======== Records shown

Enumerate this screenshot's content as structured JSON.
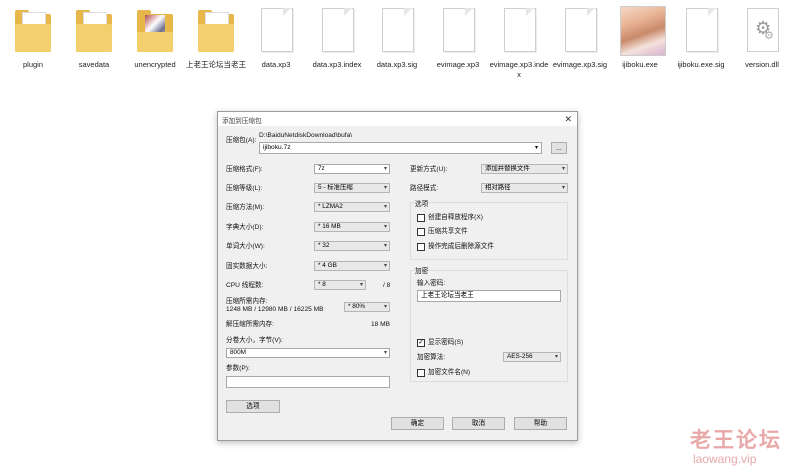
{
  "files": [
    {
      "name": "plugin",
      "type": "folder"
    },
    {
      "name": "savedata",
      "type": "folder"
    },
    {
      "name": "unencrypted",
      "type": "folder-image"
    },
    {
      "name": "上老王论坛当老王",
      "type": "folder"
    },
    {
      "name": "data.xp3",
      "type": "file"
    },
    {
      "name": "data.xp3.index",
      "type": "file"
    },
    {
      "name": "data.xp3.sig",
      "type": "file"
    },
    {
      "name": "evimage.xp3",
      "type": "file"
    },
    {
      "name": "evimage.xp3.index",
      "type": "file"
    },
    {
      "name": "evimage.xp3.sig",
      "type": "file"
    },
    {
      "name": "ijiboku.exe",
      "type": "exe"
    },
    {
      "name": "ijiboku.exe.sig",
      "type": "file"
    },
    {
      "name": "version.dll",
      "type": "dll"
    }
  ],
  "dialog": {
    "title": "添加到压缩包",
    "close": "✕",
    "archive_label": "压缩包(A):",
    "archive_path": "D:\\BaiduNetdiskDownload\\bufa\\",
    "archive_name": "ijiboku.7z",
    "browse": "...",
    "left": {
      "format_label": "压缩格式(F):",
      "format_value": "7z",
      "level_label": "压缩等级(L):",
      "level_value": "5 - 标准压缩",
      "method_label": "压缩方法(M):",
      "method_value": "* LZMA2",
      "dict_label": "字典大小(D):",
      "dict_value": "* 16 MB",
      "word_label": "单词大小(W):",
      "word_value": "* 32",
      "solid_label": "固实数据大小:",
      "solid_value": "* 4 GB",
      "threads_label": "CPU 线程数:",
      "threads_value": "* 8",
      "threads_max": "/ 8",
      "mem_label": "压缩所需内存:",
      "mem_detail": "1248 MB / 12980 MB / 16225 MB",
      "mem_value": "* 80%",
      "decomp_label": "解压缩所需内存:",
      "decomp_value": "18 MB",
      "split_label": "分卷大小，字节(V):",
      "split_value": "800M",
      "params_label": "参数(P):",
      "params_value": "",
      "options_button": "选项"
    },
    "right": {
      "update_label": "更新方式(U):",
      "update_value": "添加并替换文件",
      "path_label": "路径模式:",
      "path_value": "相对路径",
      "options_title": "选项",
      "opt_sfx": "创建自释放程序(X)",
      "opt_shared": "压缩共享文件",
      "opt_delete": "操作完成后删除源文件",
      "enc_title": "加密",
      "enc_pw_label": "输入密码:",
      "enc_pw_value": "上老王论坛当老王",
      "show_pw": "显示密码(S)",
      "show_pw_checked": "✓",
      "enc_method_label": "加密算法:",
      "enc_method_value": "AES-256",
      "enc_names": "加密文件名(N)"
    },
    "buttons": {
      "ok": "确定",
      "cancel": "取消",
      "help": "帮助"
    }
  },
  "watermark": {
    "title": "老王论坛",
    "url": "laowang.vip"
  }
}
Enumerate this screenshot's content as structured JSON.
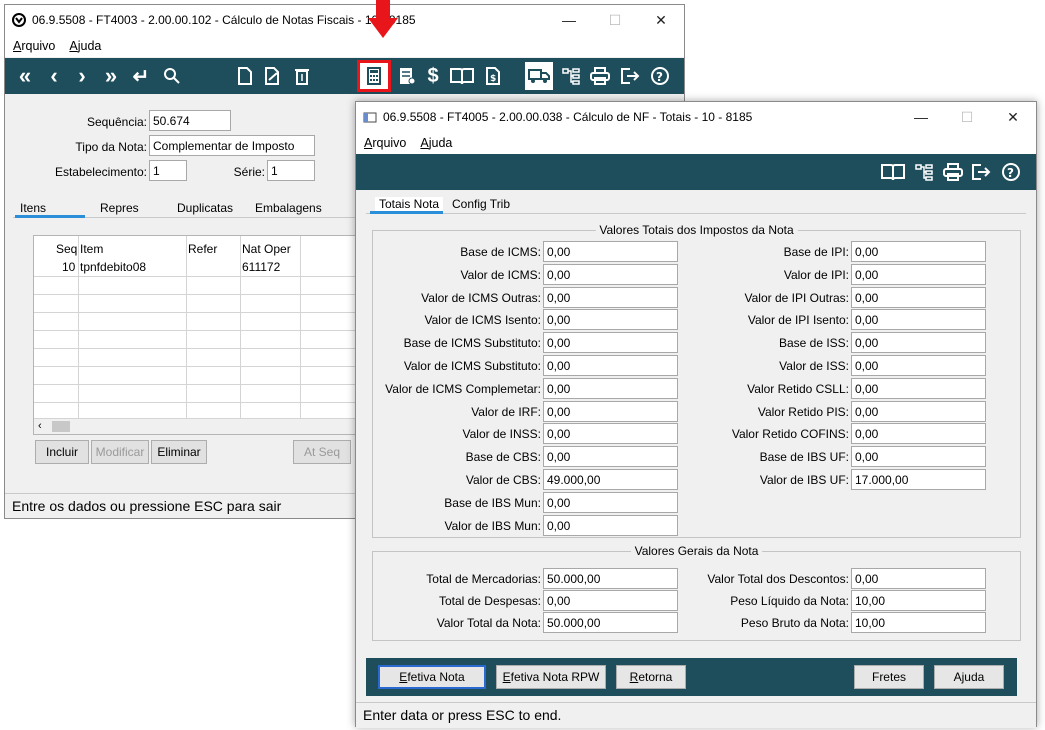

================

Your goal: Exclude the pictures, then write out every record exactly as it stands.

Response to this exercise:
Enumerate this screenshot's content as structured JSON.
{
  "files": [
    {
      "name": "plugin",
      "type": "folder"
    },
    {
      "name": "savedata",
      "type": "folder"
    },
    {
      "name": "unencrypted",
      "type": "folder-image"
    },
    {
      "name": "上老王论坛当老王",
      "type": "folder"
    },
    {
      "name": "data.xp3",
      "type": "file"
    },
    {
      "name": "data.xp3.index",
      "type": "file"
    },
    {
      "name": "data.xp3.sig",
      "type": "file"
    },
    {
      "name": "evimage.xp3",
      "type": "file"
    },
    {
      "name": "evimage.xp3.index",
      "type": "file"
    },
    {
      "name": "evimage.xp3.sig",
      "type": "file"
    },
    {
      "name": "ijiboku.exe",
      "type": "exe"
    },
    {
      "name": "ijiboku.exe.sig",
      "type": "file"
    },
    {
      "name": "version.dll",
      "type": "dll"
    }
  ],
  "dialog": {
    "title": "添加到压缩包",
    "close": "✕",
    "archive_label": "压缩包(A):",
    "archive_path": "D:\\BaiduNetdiskDownload\\bufa\\",
    "archive_name": "ijiboku.7z",
    "browse": "...",
    "left": {
      "format_label": "压缩格式(F):",
      "format_value": "7z",
      "level_label": "压缩等级(L):",
      "level_value": "5 - 标准压缩",
      "method_label": "压缩方法(M):",
      "method_value": "* LZMA2",
      "dict_label": "字典大小(D):",
      "dict_value": "* 16 MB",
      "word_label": "单词大小(W):",
      "word_value": "* 32",
      "solid_label": "固实数据大小:",
      "solid_value": "* 4 GB",
      "threads_label": "CPU 线程数:",
      "threads_value": "* 8",
      "threads_max": "/ 8",
      "mem_label": "压缩所需内存:",
      "mem_detail": "1248 MB / 12980 MB / 16225 MB",
      "mem_value": "* 80%",
      "decomp_label": "解压缩所需内存:",
      "decomp_value": "18 MB",
      "split_label": "分卷大小，字节(V):",
      "split_value": "800M",
      "params_label": "参数(P):",
      "params_value": "",
      "options_button": "选项"
    },
    "right": {
      "update_label": "更新方式(U):",
      "update_value": "添加并替换文件",
      "path_label": "路径模式:",
      "path_value": "相对路径",
      "options_title": "选项",
      "opt_sfx": "创建自释放程序(X)",
      "opt_shared": "压缩共享文件",
      "opt_delete": "操作完成后删除源文件",
      "enc_title": "加密",
      "enc_pw_label": "输入密码:",
      "enc_pw_value": "上老王论坛当老王",
      "show_pw": "显示密码(S)",
      "show_pw_checked": "✓",
      "enc_method_label": "加密算法:",
      "enc_method_value": "AES-256",
      "enc_names": "加密文件名(N)"
    },
    "buttons": {
      "ok": "确定",
      "cancel": "取消",
      "help": "帮助"
    }
  },
  "watermark": {
    "title": "老王论坛",
    "url": "laowang.vip"
  }
}
Enumerate this screenshot's content as structured JSON.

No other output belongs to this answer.